- [What to work on]:
Identify all lines of the data containing the string "photo" and copy them.

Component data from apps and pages

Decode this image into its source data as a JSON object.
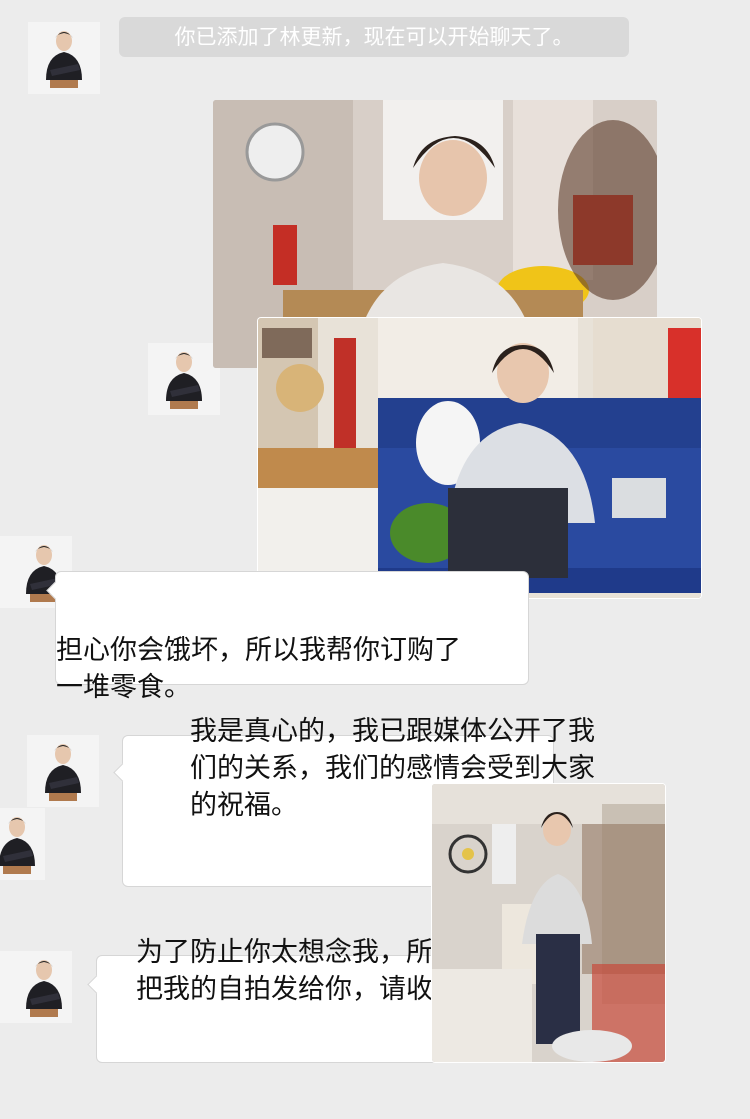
{
  "system_notice": "你已添加了林更新，现在可以开始聊天了。",
  "messages": [
    {
      "type": "image",
      "content": "photo-studio-desk"
    },
    {
      "type": "image",
      "content": "photo-blue-sofa"
    },
    {
      "type": "text",
      "text": "担心你会饿坏，所以我帮你订购了\n一堆零食。"
    },
    {
      "type": "text",
      "text": "我是真心的，我已跟媒体公开了我\n们的关系，我们的感情会受到大家\n的祝福。"
    },
    {
      "type": "image",
      "content": "photo-standing-room"
    },
    {
      "type": "text",
      "text": "为了防止你太想念我，所\n把我的自拍发给你，请收"
    }
  ],
  "colors": {
    "background": "#ececec",
    "bubble": "#ffffff",
    "notice_bg": "#d9d9d9"
  },
  "icons": {
    "avatar": "contact-avatar-photo"
  }
}
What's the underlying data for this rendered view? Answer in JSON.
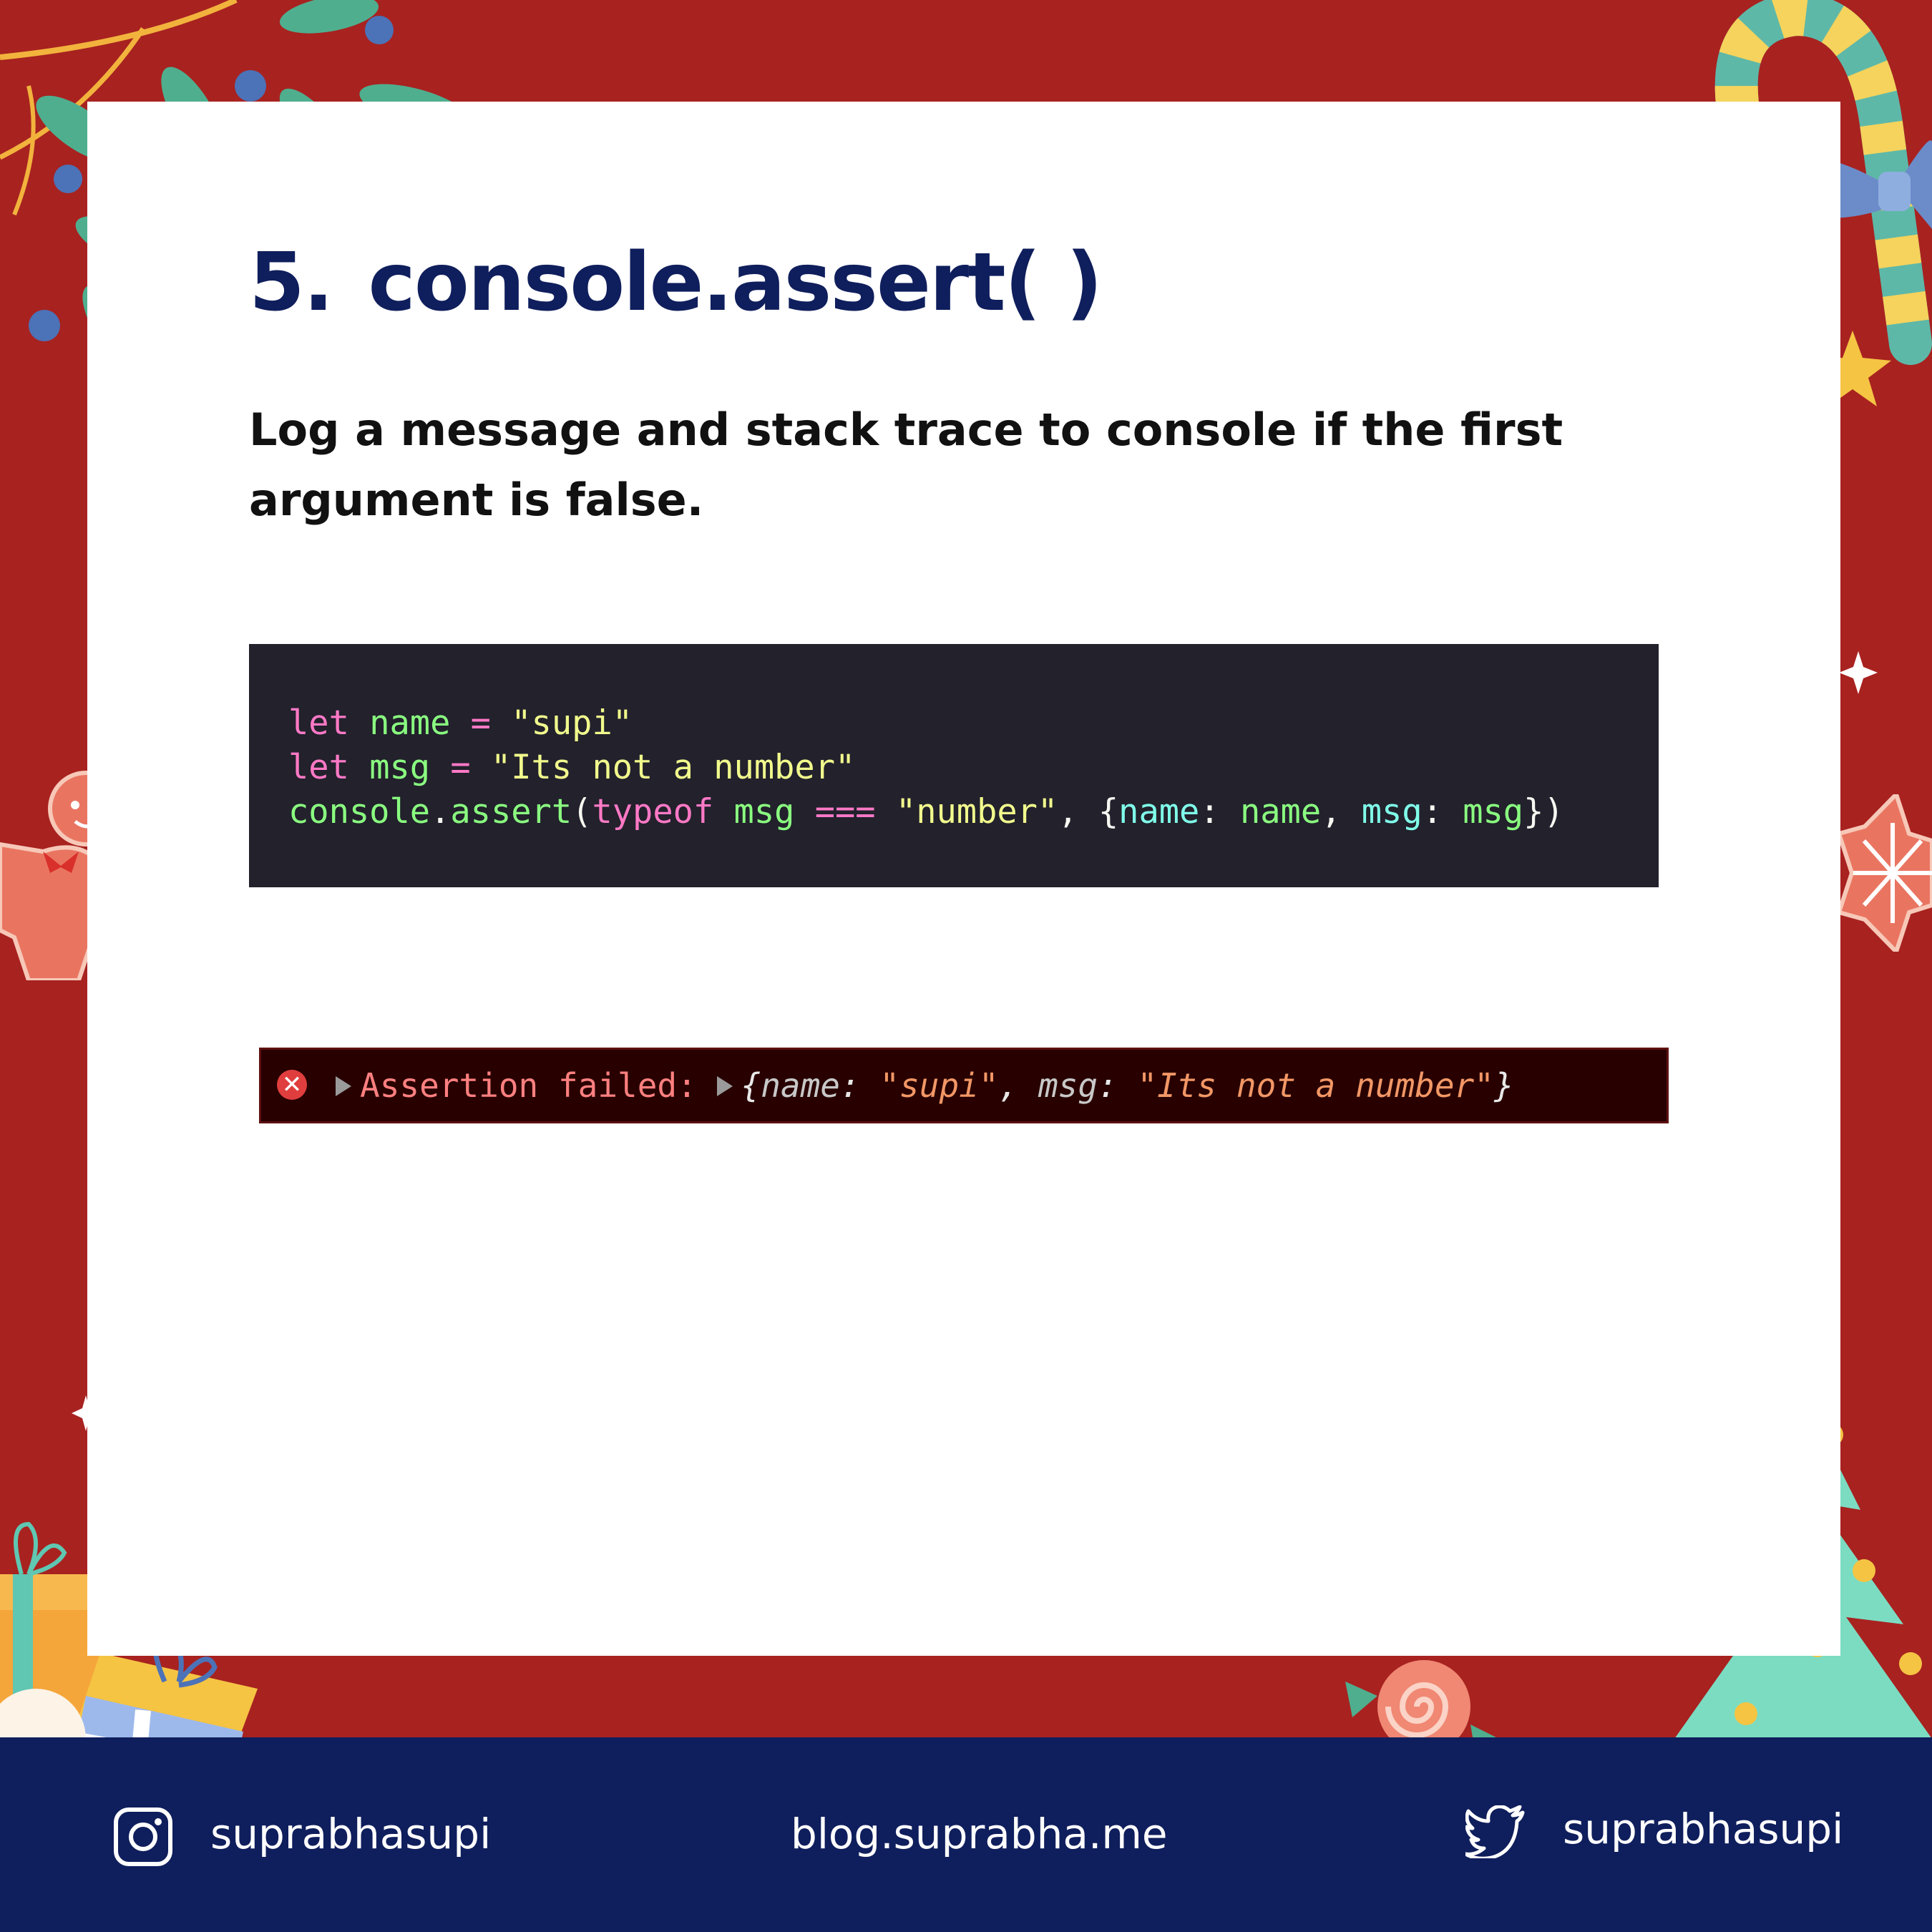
{
  "slide": {
    "number": "5.",
    "title": "console.assert( )",
    "subtitle": "Log a message and stack trace to console if the first argument is false."
  },
  "code_block": {
    "lines": [
      [
        {
          "t": "let",
          "c": "kw"
        },
        {
          "t": " ",
          "c": "punct"
        },
        {
          "t": "name",
          "c": "var"
        },
        {
          "t": " = ",
          "c": "op"
        },
        {
          "t": "\"supi\"",
          "c": "str"
        }
      ],
      [
        {
          "t": "let",
          "c": "kw"
        },
        {
          "t": " ",
          "c": "punct"
        },
        {
          "t": "msg",
          "c": "var"
        },
        {
          "t": " = ",
          "c": "op"
        },
        {
          "t": "\"Its not a number\"",
          "c": "str"
        }
      ],
      [
        {
          "t": "console",
          "c": "var"
        },
        {
          "t": ".",
          "c": "punct"
        },
        {
          "t": "assert",
          "c": "var"
        },
        {
          "t": "(",
          "c": "punct"
        },
        {
          "t": "typeof",
          "c": "kw"
        },
        {
          "t": " ",
          "c": "punct"
        },
        {
          "t": "msg",
          "c": "var"
        },
        {
          "t": " === ",
          "c": "op"
        },
        {
          "t": "\"number\"",
          "c": "str"
        },
        {
          "t": ", {",
          "c": "punct"
        },
        {
          "t": "name",
          "c": "prop"
        },
        {
          "t": ": ",
          "c": "punct"
        },
        {
          "t": "name",
          "c": "var"
        },
        {
          "t": ", ",
          "c": "punct"
        },
        {
          "t": "msg",
          "c": "prop"
        },
        {
          "t": ": ",
          "c": "punct"
        },
        {
          "t": "msg",
          "c": "var"
        },
        {
          "t": "})",
          "c": "punct"
        }
      ]
    ]
  },
  "console_error": {
    "icon": "error-x-icon",
    "label": "Assertion failed:",
    "obj_open": "{",
    "key1": "name",
    "sep": ": ",
    "val1": "\"supi\"",
    "comma": ", ",
    "key2": "msg",
    "val2": "\"Its not a number\"",
    "obj_close": "}"
  },
  "footer": {
    "instagram_handle": "suprabhasupi",
    "blog_url": "blog.suprabha.me",
    "twitter_handle": "suprabhasupi"
  },
  "colors": {
    "frame": "#A82220",
    "title": "#0F1E5C",
    "footer_bg": "#0F1E5C",
    "code_bg": "#22212C",
    "error_bg": "#280000"
  }
}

- [Worked solution]:
      "content": "photo-studio-desk"
      "content": "photo-blue-sofa"
      "content": "photo-standing-room"
    "avatar": "contact-avatar-photo"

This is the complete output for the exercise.